Another line seems to show this doesn’t in fact help, when compared with a good PPT string inverter.
- “Use MLPE if shading is present”, a take-away from Nova Solar’s article on Solar System Shading
- “No difference between good MLPE () and good string inverter (Fronius)”, from NRG’s article
- Battery sizing. Still TBC whether we install PV + ASHP together or PV first and ASHP later. Consider probably sizing for PV + ASHP. (Is that the conditions where a smaller battery is appropriate?)
- Battery (system) type: what’s compatible with Fronius inverters? See Fronius Compatible Batteries — looks like it requires BYD Battery-Box Premium HVS/HVM
- Battery and inverter in under-stair cupboard next to existing electric supply consumer unit.
Air Source Heat Pump (ASHP) System
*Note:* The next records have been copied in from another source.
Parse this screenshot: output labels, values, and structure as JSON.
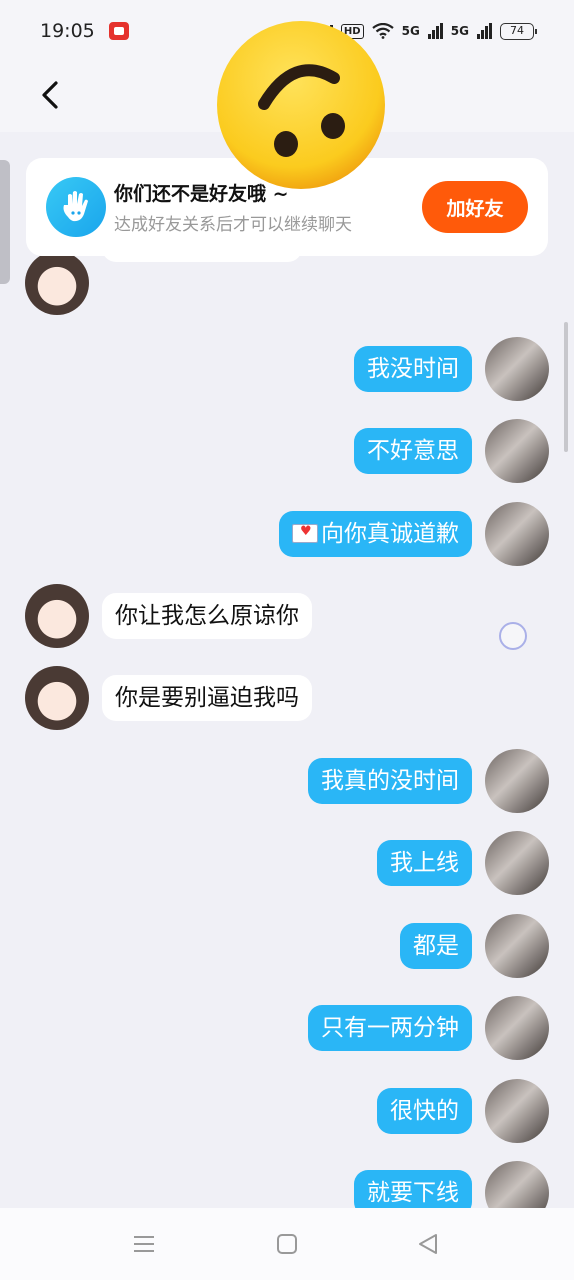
{
  "status_bar": {
    "time": "19:05",
    "hd_badge": "HD",
    "net_1": "5G",
    "net_2": "5G",
    "battery": "74"
  },
  "friend_banner": {
    "title": "你们还不是好友哦 ~",
    "subtitle": "达成好友关系后才可以继续聊天",
    "add_button": "加好友",
    "accent": "#ff5a0a"
  },
  "colors": {
    "sent_bubble": "#2ab6f6",
    "received_bubble": "#ffffff",
    "background": "#f0f0f6"
  },
  "messages": [
    {
      "from": "them",
      "text": ""
    },
    {
      "from": "me",
      "text": "我没时间"
    },
    {
      "from": "me",
      "text": "不好意思"
    },
    {
      "from": "me",
      "text": "向你真诚道歉",
      "icon": "envelope-heart-icon"
    },
    {
      "from": "them",
      "text": "你让我怎么原谅你"
    },
    {
      "from": "them",
      "text": "你是要别逼迫我吗"
    },
    {
      "from": "me",
      "text": "我真的没时间"
    },
    {
      "from": "me",
      "text": "我上线"
    },
    {
      "from": "me",
      "text": "都是"
    },
    {
      "from": "me",
      "text": "只有一两分钟"
    },
    {
      "from": "me",
      "text": "很快的"
    },
    {
      "from": "me",
      "text": "就要下线"
    }
  ],
  "icons": {
    "back": "chevron-left-icon",
    "overlay": "upside-down-face-emoji",
    "banner": "waving-hand-icon",
    "nav": [
      "menu-icon",
      "home-square-icon",
      "back-triangle-icon"
    ]
  }
}
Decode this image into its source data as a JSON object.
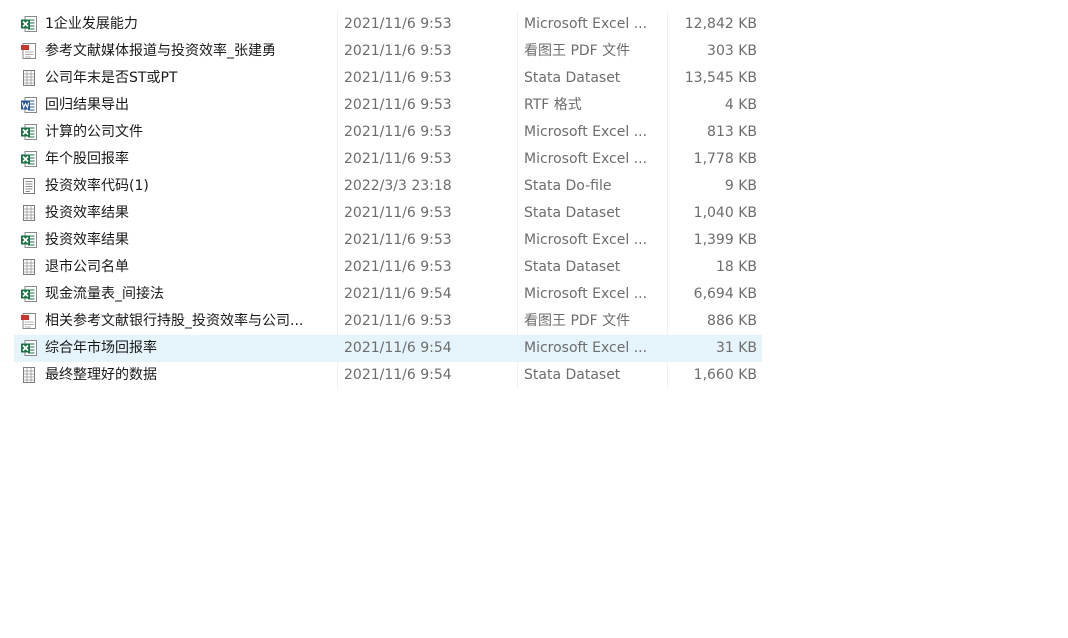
{
  "files": [
    {
      "name": "1企业发展能力",
      "date": "2021/11/6 9:53",
      "type": "Microsoft Excel ...",
      "size": "12,842 KB",
      "icon": "excel-icon",
      "selected": false
    },
    {
      "name": "参考文献媒体报道与投资效率_张建勇",
      "date": "2021/11/6 9:53",
      "type": "看图王 PDF 文件",
      "size": "303 KB",
      "icon": "pdf-icon",
      "selected": false
    },
    {
      "name": "公司年末是否ST或PT",
      "date": "2021/11/6 9:53",
      "type": "Stata Dataset",
      "size": "13,545 KB",
      "icon": "dataset-icon",
      "selected": false
    },
    {
      "name": "回归结果导出",
      "date": "2021/11/6 9:53",
      "type": "RTF 格式",
      "size": "4 KB",
      "icon": "word-icon",
      "selected": false
    },
    {
      "name": "计算的公司文件",
      "date": "2021/11/6 9:53",
      "type": "Microsoft Excel ...",
      "size": "813 KB",
      "icon": "excel-icon",
      "selected": false
    },
    {
      "name": "年个股回报率",
      "date": "2021/11/6 9:53",
      "type": "Microsoft Excel ...",
      "size": "1,778 KB",
      "icon": "excel-icon",
      "selected": false
    },
    {
      "name": "投资效率代码(1)",
      "date": "2022/3/3 23:18",
      "type": "Stata Do-file",
      "size": "9 KB",
      "icon": "text-file-icon",
      "selected": false
    },
    {
      "name": "投资效率结果",
      "date": "2021/11/6 9:53",
      "type": "Stata Dataset",
      "size": "1,040 KB",
      "icon": "dataset-icon",
      "selected": false
    },
    {
      "name": "投资效率结果",
      "date": "2021/11/6 9:53",
      "type": "Microsoft Excel ...",
      "size": "1,399 KB",
      "icon": "excel-icon",
      "selected": false
    },
    {
      "name": "退市公司名单",
      "date": "2021/11/6 9:53",
      "type": "Stata Dataset",
      "size": "18 KB",
      "icon": "dataset-icon",
      "selected": false
    },
    {
      "name": "现金流量表_间接法",
      "date": "2021/11/6 9:54",
      "type": "Microsoft Excel ...",
      "size": "6,694 KB",
      "icon": "excel-icon",
      "selected": false
    },
    {
      "name": "相关参考文献银行持股_投资效率与公司...",
      "date": "2021/11/6 9:53",
      "type": "看图王 PDF 文件",
      "size": "886 KB",
      "icon": "pdf-icon",
      "selected": false
    },
    {
      "name": "综合年市场回报率",
      "date": "2021/11/6 9:54",
      "type": "Microsoft Excel ...",
      "size": "31 KB",
      "icon": "excel-icon",
      "selected": true
    },
    {
      "name": "最终整理好的数据",
      "date": "2021/11/6 9:54",
      "type": "Stata Dataset",
      "size": "1,660 KB",
      "icon": "dataset-icon",
      "selected": false
    }
  ],
  "colors": {
    "selected_bg": "#e5f3fb",
    "excel_green": "#1e7145",
    "word_blue": "#2b5797",
    "pdf_red": "#c8372d",
    "secondary_text": "#6d6d6d"
  }
}
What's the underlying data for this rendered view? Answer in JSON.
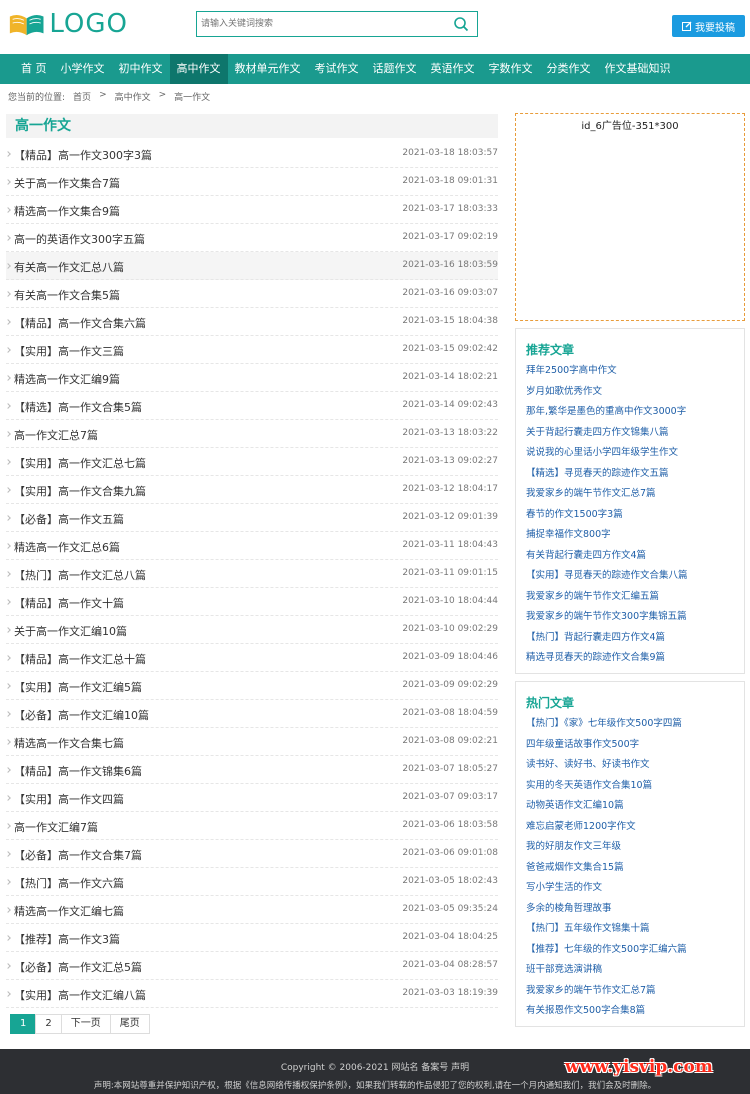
{
  "header": {
    "logo_text": "LOGO",
    "search_placeholder": "请输入关键词搜索",
    "post_button": "我要投稿"
  },
  "nav": {
    "items": [
      "首 页",
      "小学作文",
      "初中作文",
      "高中作文",
      "教材单元作文",
      "考试作文",
      "话题作文",
      "英语作文",
      "字数作文",
      "分类作文",
      "作文基础知识"
    ],
    "active_index": 3
  },
  "breadcrumb": {
    "prefix": "您当前的位置:",
    "items": [
      "首页",
      ">",
      "高中作文",
      ">",
      "高一作文"
    ]
  },
  "main": {
    "title": "高一作文",
    "articles": [
      {
        "title": "【精品】高一作文300字3篇",
        "date": "2021-03-18 18:03:57"
      },
      {
        "title": "关于高一作文集合7篇",
        "date": "2021-03-18 09:01:31"
      },
      {
        "title": "精选高一作文集合9篇",
        "date": "2021-03-17 18:03:33"
      },
      {
        "title": "高一的英语作文300字五篇",
        "date": "2021-03-17 09:02:19"
      },
      {
        "title": "有关高一作文汇总八篇",
        "date": "2021-03-16 18:03:59"
      },
      {
        "title": "有关高一作文合集5篇",
        "date": "2021-03-16 09:03:07"
      },
      {
        "title": "【精品】高一作文合集六篇",
        "date": "2021-03-15 18:04:38"
      },
      {
        "title": "【实用】高一作文三篇",
        "date": "2021-03-15 09:02:42"
      },
      {
        "title": "精选高一作文汇编9篇",
        "date": "2021-03-14 18:02:21"
      },
      {
        "title": "【精选】高一作文合集5篇",
        "date": "2021-03-14 09:02:43"
      },
      {
        "title": "高一作文汇总7篇",
        "date": "2021-03-13 18:03:22"
      },
      {
        "title": "【实用】高一作文汇总七篇",
        "date": "2021-03-13 09:02:27"
      },
      {
        "title": "【实用】高一作文合集九篇",
        "date": "2021-03-12 18:04:17"
      },
      {
        "title": "【必备】高一作文五篇",
        "date": "2021-03-12 09:01:39"
      },
      {
        "title": "精选高一作文汇总6篇",
        "date": "2021-03-11 18:04:43"
      },
      {
        "title": "【热门】高一作文汇总八篇",
        "date": "2021-03-11 09:01:15"
      },
      {
        "title": "【精品】高一作文十篇",
        "date": "2021-03-10 18:04:44"
      },
      {
        "title": "关于高一作文汇编10篇",
        "date": "2021-03-10 09:02:29"
      },
      {
        "title": "【精品】高一作文汇总十篇",
        "date": "2021-03-09 18:04:46"
      },
      {
        "title": "【实用】高一作文汇编5篇",
        "date": "2021-03-09 09:02:29"
      },
      {
        "title": "【必备】高一作文汇编10篇",
        "date": "2021-03-08 18:04:59"
      },
      {
        "title": "精选高一作文合集七篇",
        "date": "2021-03-08 09:02:21"
      },
      {
        "title": "【精品】高一作文锦集6篇",
        "date": "2021-03-07 18:05:27"
      },
      {
        "title": "【实用】高一作文四篇",
        "date": "2021-03-07 09:03:17"
      },
      {
        "title": "高一作文汇编7篇",
        "date": "2021-03-06 18:03:58"
      },
      {
        "title": "【必备】高一作文合集7篇",
        "date": "2021-03-06 09:01:08"
      },
      {
        "title": "【热门】高一作文六篇",
        "date": "2021-03-05 18:02:43"
      },
      {
        "title": "精选高一作文汇编七篇",
        "date": "2021-03-05 09:35:24"
      },
      {
        "title": "【推荐】高一作文3篇",
        "date": "2021-03-04 18:04:25"
      },
      {
        "title": "【必备】高一作文汇总5篇",
        "date": "2021-03-04 08:28:57"
      },
      {
        "title": "【实用】高一作文汇编八篇",
        "date": "2021-03-03 18:19:39"
      }
    ],
    "highlighted_index": 4
  },
  "pagination": {
    "pages": [
      "1",
      "2",
      "下一页",
      "尾页"
    ],
    "current": "1"
  },
  "ad": {
    "label": "id_6广告位-351*300"
  },
  "recommended": {
    "title": "推荐文章",
    "links": [
      "拜年2500字高中作文",
      "岁月如歌优秀作文",
      "那年,繁华是墨色的重高中作文3000字",
      "关于背起行囊走四方作文锦集八篇",
      "说说我的心里话小学四年级学生作文",
      "【精选】寻觅春天的踪迹作文五篇",
      "我爱家乡的端午节作文汇总7篇",
      "春节的作文1500字3篇",
      "捕捉幸福作文800字",
      "有关背起行囊走四方作文4篇",
      "【实用】寻觅春天的踪迹作文合集八篇",
      "我爱家乡的端午节作文汇编五篇",
      "我爱家乡的端午节作文300字集锦五篇",
      "【热门】背起行囊走四方作文4篇",
      "精选寻觅春天的踪迹作文合集9篇"
    ]
  },
  "hot": {
    "title": "热门文章",
    "links": [
      "【热门】《家》七年级作文500字四篇",
      "四年级童话故事作文500字",
      "读书好、读好书、好读书作文",
      "实用的冬天英语作文合集10篇",
      "动物英语作文汇编10篇",
      "难忘启蒙老师1200字作文",
      "我的好朋友作文三年级",
      "爸爸戒烟作文集合15篇",
      "写小学生活的作文",
      "多余的棱角哲理故事",
      "【热门】五年级作文锦集十篇",
      "【推荐】七年级的作文500字汇编六篇",
      "班干部竞选演讲稿",
      "我爱家乡的端午节作文汇总7篇",
      "有关报恩作文500字合集8篇"
    ]
  },
  "footer": {
    "copyright": "Copyright © 2006-2021 网站名 备案号 声明",
    "notice": "声明:本网站尊重并保护知识产权，根据《信息网络传播权保护条例》，如果我们转载的作品侵犯了您的权利,请在一个月内通知我们，我们会及时删除。",
    "watermark": "www.yisvip.com"
  },
  "colors": {
    "brand": "#17a594",
    "nav_bg": "#1a9a8e",
    "nav_active": "#0e766c",
    "link": "#1f5fa8",
    "post_button": "#1b9be0"
  }
}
- Considering east-facing chimney breast above garage, at north-east corner of house. Discussed with surveyor. Ideal siting for connection to existing heating pipes in garage below, and access is good. It’s a potential bedroom, so vibration is a concern, but it’s old solid walls.
Control system (Central Heating, Radiators, TRVs, Time Switch)
Aim: upgrade to better control than simple whole-house thermostat and time switch.
- controlled from smart TRVs? (related to “zoned” control?)
- general introduction: https://www.theheatinghub.co.uk/best-smart-heating-controls-compatibility-guide
- standards: OpenTherm?
- compatibility: ???
- Replace existing simple time switch with new controller (TBD).
ASHP Monitoring and Control
- OpenEnergyMonitor integration for Samsung ASHP
- OpenEnergyMonitor integrations for generic heat flow monitors and electric monitors
- How suitable is ASHP with zoned heating in an old house? Podcast to listen to: The Multi-Zone Heat Pump Issue (greenbuildingadvisor.com)
Other Installation Requests
- Remove gas boiler flue completely and make good the roof. (Check: do we have spare tiles?) Aim: weatherproof.
- Remove excess pipe runs from old boiler location in garage: route directly to new ASHP location. Aim: tidiness.
- Site the hot tank for shortest possible outlet pipe run to domestic hot water supply. That would be south-west corner of garage. Aim: minimise time delay and waste in using domestic hot water.
Control and Monitoring
Open source home automation system:
- Home Assistant: see my article A Freedom-Respecting Smart Home
- Home Assistant’s page on Home Energy Management
- OpenEnergyMonitor project; their shop; their EmonCMS which can be self-hostd
Solar PV monitoring:
Heat pump monitoring:
- Lots of info on John Cantor Heat Pumps site https://heatpumps.co.uk/: start at Energy Monitoring page
- OpenEnergyMonitor’s heat pump docs
Other system changes
- Additional Insulation
- Electric water heater boost for kitchen sink
- additional thickness in loft
- external insulation on north wall of upstairs corridor
- external or internal on stair well
- external or internal on small bedroom
Electric water heater boost for kitchen sink
Would like to add a small instant electric water heater below kitchen sink.
- Aim: top up the hot water temperature after its long cooling flow from the garage.
- Been considering this already with current gas combi boiler. Presumably same problem and solution applicable with ASHP and hot tank.
- Whatever power the circuit can handle: maybe 13 to 30 A (3 to 7 kW). This range of power would be insufficient to give full flow full temperature from cold, but sufficient to give a useful temperature rise at moderate flow rates.